September training camp went on a Highland adventure this year, with about 30 intrepid Hareys venturing up to Pitlochry for a week of training, coinciding conveniently with the Pitlochry Highland Games. Most arrived at the Atholl centre on Thursday 6th , which turned out to be a pretty perfect base camp for the week with a fantastically kitted out kitchen, tons of space, laundry facilities, a TV lounge and even a table tennis room (which soon became home to an ever-growing collection of foam rollers and tennis balls).
The running (and cycling) options from the doorstep had something to suit everyone: from the 841m high nearby Ben Vrackie (which to our surprise had a summit plaque donated by the Leys School, Cambridge from their stay in Pitlochry during WW2), to the picturesque forested loops along the rivers Garry and Tummel and even some flat playing fields for those who couldn’t be torn away from their ritual of grass laps.
The weather for the week was suspiciously good, with bright sunshine, mild temperatures and such limited rainfall that you would forget you were in Scotland if it weren’t for all the kilts, bagpipes and haggis.
Saturday was the day of the Highland Games, starting with a pipe band procession through the streets of Pitlochry. The atmosphere was incredible, with 3000-4000 spectators over the course of the day, but somewhat different to most races we had ever participated in, not least because of the announcement on arrival that all the races were moved forwards by 90 minutes. They were all held on an unorthodox 320m grass track, and many of the races took a handicap format with athletes starting at different distances in front of the fastest on paper.
Ollie Fox ran every event ranging from the 90m to the 3200m (with some harsh handicaps) and won three races (the 3200m, the 4x160m relays and the scratch (no handicap) 1600), earning himself the title of Champion of the Highlands over 1600m, and a good bundle of cash. Dom Jaques did almost all the events but missed the start of the 400m, while James Ackland won the handicap 1600m. Joe Massingham and Niamh Bridson Hubbard took second and third in the 3200m handicap race that saw Nancy Scott, MacGregor Cox and fresher Phoebe Barker take the last three money prize winning places. That evening we celebrated by making 15x Delia Smiths recipe for pancakes, and made a trip to the local pubs to splash some of the cash we had earnt (always putting back into the local economy).
Some results can be found here.
Sunday morning was Long run day, which many followed with a hike up Ben Vrackie. In the evening we had perhaps one of the more unusual entertainment choices of making about 20 origami sharks led by Josh Cara from YouTube (you may ask why, but we have no answer for that: perhaps the previous evening entertainment of a quiz night and whisky tasting trip had been too “mainstream”).
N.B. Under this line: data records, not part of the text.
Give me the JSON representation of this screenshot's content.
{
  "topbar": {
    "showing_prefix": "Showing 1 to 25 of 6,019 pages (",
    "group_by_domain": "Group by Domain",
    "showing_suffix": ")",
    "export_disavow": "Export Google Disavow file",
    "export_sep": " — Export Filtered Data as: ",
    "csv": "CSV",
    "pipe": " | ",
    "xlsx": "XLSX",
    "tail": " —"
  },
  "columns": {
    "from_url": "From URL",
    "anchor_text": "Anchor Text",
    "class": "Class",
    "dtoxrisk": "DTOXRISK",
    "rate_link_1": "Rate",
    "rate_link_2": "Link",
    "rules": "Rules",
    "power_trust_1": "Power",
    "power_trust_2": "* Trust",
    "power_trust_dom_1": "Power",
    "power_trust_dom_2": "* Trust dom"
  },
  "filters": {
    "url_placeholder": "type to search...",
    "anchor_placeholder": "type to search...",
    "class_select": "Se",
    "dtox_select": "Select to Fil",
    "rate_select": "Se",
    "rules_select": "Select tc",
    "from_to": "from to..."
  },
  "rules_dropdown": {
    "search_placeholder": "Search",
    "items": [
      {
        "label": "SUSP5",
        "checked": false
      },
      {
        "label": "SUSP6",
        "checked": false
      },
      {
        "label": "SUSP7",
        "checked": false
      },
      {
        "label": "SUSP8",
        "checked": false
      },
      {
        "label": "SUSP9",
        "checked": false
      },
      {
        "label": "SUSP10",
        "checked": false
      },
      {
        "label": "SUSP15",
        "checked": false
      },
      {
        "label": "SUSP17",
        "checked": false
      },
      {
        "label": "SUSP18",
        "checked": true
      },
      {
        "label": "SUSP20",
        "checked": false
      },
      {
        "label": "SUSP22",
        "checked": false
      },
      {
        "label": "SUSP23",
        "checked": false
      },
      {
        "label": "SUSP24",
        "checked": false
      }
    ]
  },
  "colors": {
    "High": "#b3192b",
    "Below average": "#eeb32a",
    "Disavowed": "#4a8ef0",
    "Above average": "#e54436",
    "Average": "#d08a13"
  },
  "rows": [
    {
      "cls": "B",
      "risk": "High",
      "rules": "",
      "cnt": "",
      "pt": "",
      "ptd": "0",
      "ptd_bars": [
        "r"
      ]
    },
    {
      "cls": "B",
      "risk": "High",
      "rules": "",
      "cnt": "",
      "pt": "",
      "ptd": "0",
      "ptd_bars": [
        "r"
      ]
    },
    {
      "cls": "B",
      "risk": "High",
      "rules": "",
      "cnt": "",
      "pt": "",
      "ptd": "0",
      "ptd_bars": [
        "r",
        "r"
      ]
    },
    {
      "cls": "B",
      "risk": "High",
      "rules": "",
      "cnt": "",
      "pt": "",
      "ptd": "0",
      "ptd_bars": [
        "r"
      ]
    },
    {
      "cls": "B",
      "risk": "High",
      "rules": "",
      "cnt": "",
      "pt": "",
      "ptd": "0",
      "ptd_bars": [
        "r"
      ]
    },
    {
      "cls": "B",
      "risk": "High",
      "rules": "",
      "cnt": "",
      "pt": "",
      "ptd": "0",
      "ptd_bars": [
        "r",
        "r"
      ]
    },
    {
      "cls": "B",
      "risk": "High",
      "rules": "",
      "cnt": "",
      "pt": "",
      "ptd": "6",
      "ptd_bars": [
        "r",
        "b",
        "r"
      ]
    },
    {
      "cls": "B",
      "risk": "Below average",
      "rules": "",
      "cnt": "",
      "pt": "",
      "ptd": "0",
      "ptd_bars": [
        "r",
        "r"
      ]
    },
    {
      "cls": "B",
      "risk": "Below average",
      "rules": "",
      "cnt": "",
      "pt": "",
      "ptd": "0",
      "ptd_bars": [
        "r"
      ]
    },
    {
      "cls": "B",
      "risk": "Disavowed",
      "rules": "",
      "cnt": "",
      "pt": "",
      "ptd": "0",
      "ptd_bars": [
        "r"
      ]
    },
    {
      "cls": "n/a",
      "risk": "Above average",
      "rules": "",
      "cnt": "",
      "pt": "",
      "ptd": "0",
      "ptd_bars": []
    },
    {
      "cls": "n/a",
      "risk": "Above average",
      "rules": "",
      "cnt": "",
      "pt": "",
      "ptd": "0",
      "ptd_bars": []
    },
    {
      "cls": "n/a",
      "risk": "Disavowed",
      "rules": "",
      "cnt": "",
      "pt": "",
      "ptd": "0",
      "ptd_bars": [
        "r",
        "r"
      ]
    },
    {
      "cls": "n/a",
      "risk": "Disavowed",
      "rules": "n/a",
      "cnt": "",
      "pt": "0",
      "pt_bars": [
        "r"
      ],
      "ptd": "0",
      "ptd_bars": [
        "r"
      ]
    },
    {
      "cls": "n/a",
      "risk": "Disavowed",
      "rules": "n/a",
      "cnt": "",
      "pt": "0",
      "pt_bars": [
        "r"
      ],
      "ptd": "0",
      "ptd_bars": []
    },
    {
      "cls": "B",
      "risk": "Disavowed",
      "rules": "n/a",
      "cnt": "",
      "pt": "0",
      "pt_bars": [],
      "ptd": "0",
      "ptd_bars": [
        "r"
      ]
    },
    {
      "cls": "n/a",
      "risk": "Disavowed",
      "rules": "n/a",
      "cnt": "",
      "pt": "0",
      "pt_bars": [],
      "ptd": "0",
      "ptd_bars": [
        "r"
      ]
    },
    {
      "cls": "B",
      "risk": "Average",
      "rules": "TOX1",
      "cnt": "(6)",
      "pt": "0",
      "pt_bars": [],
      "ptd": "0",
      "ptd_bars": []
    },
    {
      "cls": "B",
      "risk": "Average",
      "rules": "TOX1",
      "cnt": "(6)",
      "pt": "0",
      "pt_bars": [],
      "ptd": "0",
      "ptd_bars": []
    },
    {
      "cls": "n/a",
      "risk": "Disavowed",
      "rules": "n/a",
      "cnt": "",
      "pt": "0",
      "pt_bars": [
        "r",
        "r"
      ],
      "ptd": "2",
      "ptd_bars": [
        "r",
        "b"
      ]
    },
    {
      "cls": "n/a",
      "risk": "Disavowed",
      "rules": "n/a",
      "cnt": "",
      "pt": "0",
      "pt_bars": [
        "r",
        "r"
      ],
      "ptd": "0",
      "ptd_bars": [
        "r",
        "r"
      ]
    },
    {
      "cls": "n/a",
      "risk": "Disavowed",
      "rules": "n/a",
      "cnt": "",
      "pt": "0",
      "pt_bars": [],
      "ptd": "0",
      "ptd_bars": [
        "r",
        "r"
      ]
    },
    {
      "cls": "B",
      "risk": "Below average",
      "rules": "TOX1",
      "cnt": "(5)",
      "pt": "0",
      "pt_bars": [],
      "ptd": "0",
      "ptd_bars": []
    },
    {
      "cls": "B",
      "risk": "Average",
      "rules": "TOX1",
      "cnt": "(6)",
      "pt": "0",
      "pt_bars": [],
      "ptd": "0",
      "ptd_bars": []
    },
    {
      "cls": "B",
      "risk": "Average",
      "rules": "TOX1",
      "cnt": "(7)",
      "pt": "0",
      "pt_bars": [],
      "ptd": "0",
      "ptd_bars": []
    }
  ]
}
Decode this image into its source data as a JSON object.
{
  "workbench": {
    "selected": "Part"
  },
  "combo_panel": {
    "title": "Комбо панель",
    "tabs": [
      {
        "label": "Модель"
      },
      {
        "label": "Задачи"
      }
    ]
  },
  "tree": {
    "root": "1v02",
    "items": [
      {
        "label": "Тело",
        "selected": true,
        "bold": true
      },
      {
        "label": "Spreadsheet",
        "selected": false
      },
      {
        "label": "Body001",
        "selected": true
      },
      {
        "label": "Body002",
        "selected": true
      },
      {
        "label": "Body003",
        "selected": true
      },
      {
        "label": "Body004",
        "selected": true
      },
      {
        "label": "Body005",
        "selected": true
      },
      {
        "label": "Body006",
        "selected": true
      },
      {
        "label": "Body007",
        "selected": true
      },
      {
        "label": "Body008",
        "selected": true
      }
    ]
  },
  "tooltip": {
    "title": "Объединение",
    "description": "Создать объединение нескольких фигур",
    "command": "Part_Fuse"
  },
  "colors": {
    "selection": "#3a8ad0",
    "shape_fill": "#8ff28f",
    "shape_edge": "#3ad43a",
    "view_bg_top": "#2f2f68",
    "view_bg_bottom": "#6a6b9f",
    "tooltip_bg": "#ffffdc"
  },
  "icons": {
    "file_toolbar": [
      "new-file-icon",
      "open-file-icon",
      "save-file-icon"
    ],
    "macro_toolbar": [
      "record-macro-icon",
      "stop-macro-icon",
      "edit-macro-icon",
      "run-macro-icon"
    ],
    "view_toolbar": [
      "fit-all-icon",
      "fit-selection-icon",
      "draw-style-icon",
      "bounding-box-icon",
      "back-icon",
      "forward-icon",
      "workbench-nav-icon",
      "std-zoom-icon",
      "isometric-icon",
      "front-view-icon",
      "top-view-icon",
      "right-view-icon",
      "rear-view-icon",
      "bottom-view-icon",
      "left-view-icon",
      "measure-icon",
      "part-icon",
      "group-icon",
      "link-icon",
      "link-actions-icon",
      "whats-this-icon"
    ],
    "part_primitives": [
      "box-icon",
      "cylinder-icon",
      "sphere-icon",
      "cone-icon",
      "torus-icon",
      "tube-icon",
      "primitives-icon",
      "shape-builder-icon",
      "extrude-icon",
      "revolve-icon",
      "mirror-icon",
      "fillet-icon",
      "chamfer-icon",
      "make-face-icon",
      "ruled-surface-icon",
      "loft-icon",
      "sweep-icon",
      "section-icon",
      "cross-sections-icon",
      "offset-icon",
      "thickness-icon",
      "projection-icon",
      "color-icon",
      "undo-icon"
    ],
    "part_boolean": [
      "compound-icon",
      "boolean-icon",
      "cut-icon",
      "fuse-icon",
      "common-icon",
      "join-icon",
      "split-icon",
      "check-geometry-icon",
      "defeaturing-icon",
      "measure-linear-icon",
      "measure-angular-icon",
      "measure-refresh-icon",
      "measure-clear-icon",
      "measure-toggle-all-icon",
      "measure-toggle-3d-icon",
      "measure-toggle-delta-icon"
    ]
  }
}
The most notable occurrences of the following day were the arrival of the new food order just a few hours too late (so that many had resorted to making their own bread with varying degrees of success), and the road trip to see Schiehallion (the mountain where the G constant was measured) and the town Dull which is paired with Boring and Bland, and appropriately lived up to its name. Iain also led a group core session, just in case the rest of our bodies weren’t sore enough already!
Tuesday was a group session day, so we returned to the site of the Highland games for 2x15mins tempo and 4x30s strides. Some followed with a much-needed ice bath in the river, whilst others numbed the pain with a whisky tasting trip to the local distillery later in the day.
The final full day on Wednesday was again filled with running, some finishing with a swim in the Loch and then some fun activities. There was a divide in the group between a road trip to see Macgregor’s cave and a rowing trip on the loch, both sides claiming to be having more fun. The jury is out on that one. On the return to the centre we cooked up all the leftovers into something resembling a normal meal, and also had the kilo challenges which have become a standard feature of training camp by now.
On departure, most made their way back home via train or aeroplane, with the exception of 3 cars that travelled to Glen Coe where 5 Hareys were participating in the Mamores Vertical Kilometre race (part of the Salomon Skyline Scotland series) and finally got to experience some more typical Scottish weather. The race covered 1000m elevation gain over 5km and had an extremely international field. Competitors set off at 30s intervals, and by the time the 5th Harey was starting, the commentator had certainly noticed Cambridge’s presence. Luke Fisher and Rob Waddy were 39th and 45th= respectively in the Men’s category (9th and 11th British finishers) in times of 48:46 and 49:43 while Lizzy Apsley, Nancy Scott and Fiona Bunn were 19th, 32nd and 37th in the Women’s category (3rd, 7th and 8th British finishers) in times of 58:13, 63:10 and 64:13.
Results can be found here .